Green Line project may need more bond money, Pollack says
By State House News Service | November 18, 2015, 19:54 EDT
BOSTON – Pressing ahead with the Green Line Extension project may require fresh bonding authority from the state Legislature next year to help cover the costs, Transportation Secretary Stephanie Pollack told lawmakers Wednesday.
“As I’ve said repeatedly the option of halting the project remains on the table until or unless we can develop a fiscally responsible approach to completing the project,” Pollack told the House Committee on Bonding, Capital Expenditures and State Assets. “If the project is to continue, I must emphasize that the commonwealth’s contribution may well need to increase beyond the $1.2 billion that was authorized in the 2014 transportation bond bill. If that is the case, we would be seeking additional bond authorization.”
The Green Line extension through Somerville and into Medford, estimated to cost as much as $2 billion earlier this year, could end up costing as much as $3 billion based on estimates from selected contractors. Though the work that had already begun is continuing, no new work has begun since the latest estimate was made public in August.
Pollack told the committee that legislative support would be critical to preserving nearly $1 billion in federal money earmarked for the project.
Pollack has recently discussed “value sharing” talks with developers along the Green Line Extension route aimed at securing potential private aid for the project, given the likelihood that improved public transit will lead to higher property prices and rents in areas to be served by the extension.
The MassDOT Board and the T’s control board will hold a joint meeting Nov. 30 to look at the project’s history and will seek to learn why costs increased so much, and on Dec. 9 will meet again to discuss options for completing the project.

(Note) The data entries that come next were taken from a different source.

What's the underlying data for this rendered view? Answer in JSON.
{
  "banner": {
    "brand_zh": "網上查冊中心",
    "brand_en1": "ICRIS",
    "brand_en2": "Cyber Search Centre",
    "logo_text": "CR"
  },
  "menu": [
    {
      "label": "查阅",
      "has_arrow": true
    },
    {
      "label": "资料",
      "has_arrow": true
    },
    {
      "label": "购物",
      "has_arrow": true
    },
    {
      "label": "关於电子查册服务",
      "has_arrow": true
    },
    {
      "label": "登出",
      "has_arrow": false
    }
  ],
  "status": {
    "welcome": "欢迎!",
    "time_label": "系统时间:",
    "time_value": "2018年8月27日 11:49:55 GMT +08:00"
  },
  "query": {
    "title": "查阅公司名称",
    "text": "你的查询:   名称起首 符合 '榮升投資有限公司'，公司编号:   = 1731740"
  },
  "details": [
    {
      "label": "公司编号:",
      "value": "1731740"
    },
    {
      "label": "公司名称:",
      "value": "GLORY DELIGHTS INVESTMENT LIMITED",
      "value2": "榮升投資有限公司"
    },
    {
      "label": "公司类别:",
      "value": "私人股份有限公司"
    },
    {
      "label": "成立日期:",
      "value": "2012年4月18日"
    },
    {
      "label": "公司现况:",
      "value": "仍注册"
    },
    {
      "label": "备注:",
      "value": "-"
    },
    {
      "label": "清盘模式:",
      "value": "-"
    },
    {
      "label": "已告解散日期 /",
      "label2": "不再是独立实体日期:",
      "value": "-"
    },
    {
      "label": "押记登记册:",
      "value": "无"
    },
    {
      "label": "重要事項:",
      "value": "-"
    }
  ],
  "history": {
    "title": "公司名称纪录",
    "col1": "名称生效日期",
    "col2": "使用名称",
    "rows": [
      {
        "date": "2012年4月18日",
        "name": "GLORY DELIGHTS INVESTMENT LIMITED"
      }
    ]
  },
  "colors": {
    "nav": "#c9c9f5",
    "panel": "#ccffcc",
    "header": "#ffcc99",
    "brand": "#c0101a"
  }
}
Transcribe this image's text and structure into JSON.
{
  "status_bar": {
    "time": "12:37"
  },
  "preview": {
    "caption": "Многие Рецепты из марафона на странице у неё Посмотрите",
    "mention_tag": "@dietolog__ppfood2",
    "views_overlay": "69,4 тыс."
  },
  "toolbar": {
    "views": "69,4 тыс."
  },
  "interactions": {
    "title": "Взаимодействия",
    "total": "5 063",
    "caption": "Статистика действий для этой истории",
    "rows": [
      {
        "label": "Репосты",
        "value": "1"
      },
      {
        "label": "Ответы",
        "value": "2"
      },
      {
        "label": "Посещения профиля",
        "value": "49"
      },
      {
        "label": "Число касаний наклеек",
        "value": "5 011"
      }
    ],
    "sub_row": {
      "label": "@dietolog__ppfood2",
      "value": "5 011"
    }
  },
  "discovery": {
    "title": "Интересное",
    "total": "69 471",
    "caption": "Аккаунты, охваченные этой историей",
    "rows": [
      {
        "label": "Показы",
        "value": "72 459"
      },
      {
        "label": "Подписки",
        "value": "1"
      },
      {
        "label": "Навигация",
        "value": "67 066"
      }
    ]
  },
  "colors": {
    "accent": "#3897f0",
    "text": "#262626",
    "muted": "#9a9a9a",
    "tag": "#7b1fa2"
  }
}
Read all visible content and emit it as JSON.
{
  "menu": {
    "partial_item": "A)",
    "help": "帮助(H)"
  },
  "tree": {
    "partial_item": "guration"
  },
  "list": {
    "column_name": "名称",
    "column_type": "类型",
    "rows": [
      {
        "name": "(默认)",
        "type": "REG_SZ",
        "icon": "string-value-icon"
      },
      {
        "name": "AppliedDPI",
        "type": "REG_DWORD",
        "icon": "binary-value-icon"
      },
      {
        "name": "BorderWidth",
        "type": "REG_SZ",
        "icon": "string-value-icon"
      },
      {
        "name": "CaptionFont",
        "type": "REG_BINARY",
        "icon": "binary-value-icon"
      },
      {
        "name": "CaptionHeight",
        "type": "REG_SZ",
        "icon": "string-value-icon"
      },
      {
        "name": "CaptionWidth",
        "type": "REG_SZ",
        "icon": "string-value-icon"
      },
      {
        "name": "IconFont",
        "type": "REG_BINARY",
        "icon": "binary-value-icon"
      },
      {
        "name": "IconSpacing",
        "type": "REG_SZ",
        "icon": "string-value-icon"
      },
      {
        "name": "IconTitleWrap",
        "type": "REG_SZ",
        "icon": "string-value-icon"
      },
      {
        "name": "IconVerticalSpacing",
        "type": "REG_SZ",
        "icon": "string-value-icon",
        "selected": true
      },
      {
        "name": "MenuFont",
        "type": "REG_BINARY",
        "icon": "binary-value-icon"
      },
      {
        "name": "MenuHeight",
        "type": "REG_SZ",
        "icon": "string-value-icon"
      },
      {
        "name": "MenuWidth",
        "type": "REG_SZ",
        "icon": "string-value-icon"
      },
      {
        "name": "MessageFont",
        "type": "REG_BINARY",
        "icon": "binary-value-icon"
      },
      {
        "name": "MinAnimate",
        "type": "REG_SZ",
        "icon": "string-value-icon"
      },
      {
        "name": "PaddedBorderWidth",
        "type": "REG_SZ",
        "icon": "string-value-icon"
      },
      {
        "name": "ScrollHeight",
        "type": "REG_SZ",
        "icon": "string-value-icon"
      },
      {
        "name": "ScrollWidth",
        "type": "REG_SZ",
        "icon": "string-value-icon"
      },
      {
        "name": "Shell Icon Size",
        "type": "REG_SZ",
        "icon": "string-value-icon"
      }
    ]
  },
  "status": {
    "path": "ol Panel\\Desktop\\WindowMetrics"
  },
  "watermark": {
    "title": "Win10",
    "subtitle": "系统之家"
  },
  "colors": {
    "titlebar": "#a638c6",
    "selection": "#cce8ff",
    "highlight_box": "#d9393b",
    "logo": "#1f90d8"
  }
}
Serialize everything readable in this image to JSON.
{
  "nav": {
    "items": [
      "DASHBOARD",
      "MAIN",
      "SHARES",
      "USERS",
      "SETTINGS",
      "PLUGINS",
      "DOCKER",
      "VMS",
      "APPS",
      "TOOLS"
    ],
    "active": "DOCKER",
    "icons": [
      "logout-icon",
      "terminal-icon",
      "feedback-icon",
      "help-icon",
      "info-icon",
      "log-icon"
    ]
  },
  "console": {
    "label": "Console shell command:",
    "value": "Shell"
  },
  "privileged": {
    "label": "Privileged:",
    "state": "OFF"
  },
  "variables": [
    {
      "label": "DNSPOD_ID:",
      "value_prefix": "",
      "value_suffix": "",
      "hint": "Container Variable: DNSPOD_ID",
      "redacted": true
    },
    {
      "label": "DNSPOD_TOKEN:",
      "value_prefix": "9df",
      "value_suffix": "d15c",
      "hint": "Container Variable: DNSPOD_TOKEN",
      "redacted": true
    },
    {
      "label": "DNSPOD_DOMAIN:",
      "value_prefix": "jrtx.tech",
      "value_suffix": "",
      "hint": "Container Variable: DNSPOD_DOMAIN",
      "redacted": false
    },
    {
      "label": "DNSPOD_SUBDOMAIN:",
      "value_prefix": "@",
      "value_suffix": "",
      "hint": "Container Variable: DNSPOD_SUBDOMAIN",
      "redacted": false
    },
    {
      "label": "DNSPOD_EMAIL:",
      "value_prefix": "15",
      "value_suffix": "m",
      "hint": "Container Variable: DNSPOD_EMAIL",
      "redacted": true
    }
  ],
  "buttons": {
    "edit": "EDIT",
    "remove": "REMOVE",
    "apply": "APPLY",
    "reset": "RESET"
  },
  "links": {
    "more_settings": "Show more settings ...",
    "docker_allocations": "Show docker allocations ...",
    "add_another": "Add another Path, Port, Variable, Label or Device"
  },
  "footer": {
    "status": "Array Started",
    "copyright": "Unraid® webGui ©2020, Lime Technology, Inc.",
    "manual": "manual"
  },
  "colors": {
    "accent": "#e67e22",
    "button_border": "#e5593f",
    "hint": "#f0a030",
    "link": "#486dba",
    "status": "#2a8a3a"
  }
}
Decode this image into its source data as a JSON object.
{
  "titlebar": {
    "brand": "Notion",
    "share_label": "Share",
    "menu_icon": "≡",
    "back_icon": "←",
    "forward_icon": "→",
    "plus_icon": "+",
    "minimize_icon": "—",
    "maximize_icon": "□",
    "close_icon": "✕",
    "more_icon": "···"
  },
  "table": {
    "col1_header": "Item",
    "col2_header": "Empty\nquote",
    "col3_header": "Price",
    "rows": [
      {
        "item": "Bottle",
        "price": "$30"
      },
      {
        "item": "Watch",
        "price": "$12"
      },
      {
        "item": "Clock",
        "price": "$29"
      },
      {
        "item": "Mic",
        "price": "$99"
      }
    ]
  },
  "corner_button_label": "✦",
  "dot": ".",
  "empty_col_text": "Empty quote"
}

Supporters of the project have suggested that one way to cut costs would be to suspend commuter rail service along the Fitchburg and Lowell lines while the trolley tracks are laid down adjacent to the commuter lines in parts of Somerville and Medford. The Conservation Law Foundation said suspending commuter service along the affected lines could save $350 million and cut construction time in half.